Really, imitation is how we all learn.
With this principle in mind, babies can recreate rhythmic exercises, scenic representations, and sounds with simple instruments. Thus, creating their first musical experience.
When our little ones start early with music, it fine-tunes their ability to hear, see, feel, and move—enhancing their overall sensory perception.
Also, singing to our children is linked to early language skill development.
Adhering to all these methodologies as a parent and immersing your child in musicality before they're a half-year-old, will turn music into your baby's second tongue.
Music’s Connection with Intelligence
A steady stream of evidence connects musical training with enhanced perceptual and cognitive skills. This notion extends to executive functions and general intelligence, primarily throughout childhood.
Let’s further elaborate:
Consider the melody (right brain processing) and rhythm (left brain processing)* existing in all music. This means that both brain hemispheres simultaneously activate, providing a delicate balance between both functions.
Supporting this theory are studies citing that musicians contain more symmetrical and balanced brain function.
Something else worth noting is the intricacy of playing an instrument—its something that requires intellect, gross/fine motor skills, and being in touch with our emotions.
At Yamaha, we focus our educational processes on teaching children to experience music through all their senses.
Our objective is to make music joyful for our young students, encouraging them to sing, dance, play instruments, improvise, invent sound stories up to composition.
Making Friends Through Music
When we put our children into music classes, we give them a leg up socially – compared to those who don’t participate.
According to studies from Berkeley University, interactive music classes make children increase contact, coordination, and cooperation with others. Learning how to collaborate, teaches young ones to contribute to a greater good to create something beautiful.
The research from Berkeley also speaks to a chemical reaction caused by playing music.

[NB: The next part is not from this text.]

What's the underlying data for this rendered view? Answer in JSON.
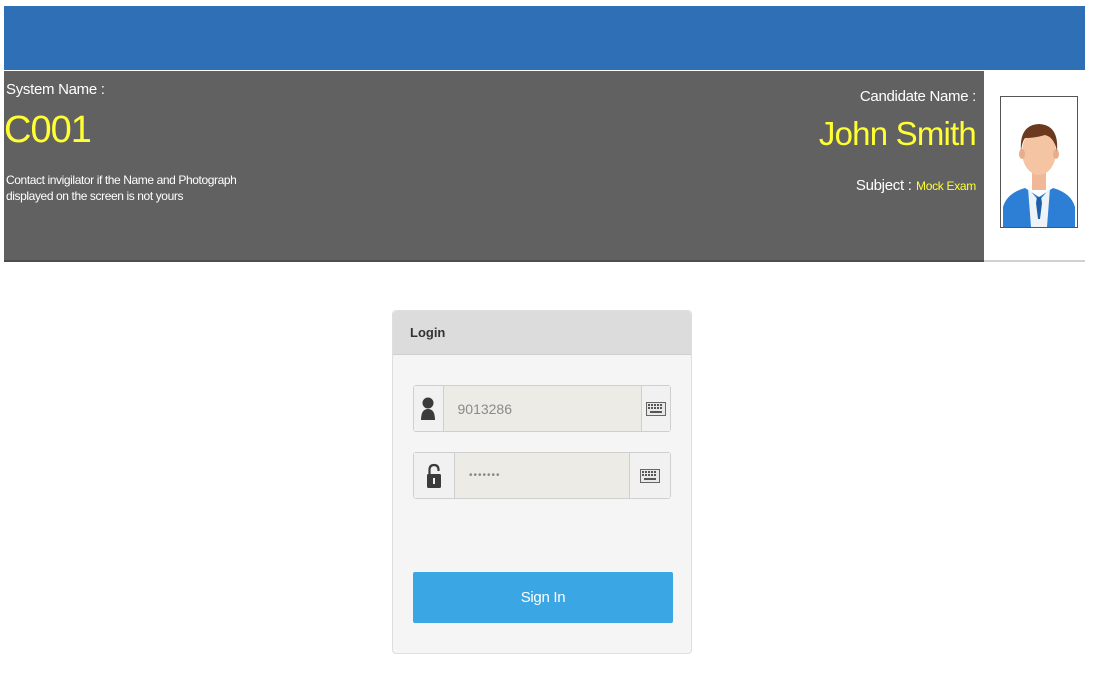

More specifically, the experience releases oxytocin – something that’s conducive to strengthening bonds and trust between people.
It's also stated in Berkeley's work that music heightens our empathy levels. Learning an instrument makes us more intuitive about how others are feeling.
All these factors turn musicians into inherently social beings, who forge lifelong friendships with fellow musicians.
Thinking of Starting Your Child in Music Lessons?
Music is undoubtedly a gift you can give your child that lasts a lifetime.
Unfortunately, if you don’t find the right teacher, there’s the potential that it has the opposite effect. An underwhelming first experience could turn your child off to something that should be an overwhelmingly positive influence.
Which brings us to the topic of our classes at Yamaha Music Schools. Our courses start for children who are 4 months old** – extending all the way to teenagers and adults.
Regardless of your age group, we've carefully crafted teaching materials and criteria to meet your needs and help you get the most out of your musical experience.
It's our philosophy that people who turn music into a significant part of their lives are happier and more fulfilled. For that reason, we centre our teachings around overall musical enjoyment and creativity.
*Especially in the adult brain, melody and rhythm processing have been found to show different hemispheric dominance, with the right hemisphere apparently more sensitive to melody and the left hemisphere to rhythm. Examinations of neural basis of melody and rhythm processing in young children (mean age 6 years 4 months, n=33) showed some differential specialization for melody and rhythm processing, but to a lesser extent than previously reported in adults. These results suggest that hemispheric specialization for musical processing may develop with age.
**Not in all EU countries Yamaha Music School portfolio is offering courses as from the age of 4 months. These courses for babies are operated in Baltics, Poland, Czech Republic, Germany, Austria, Switzerland, Greece.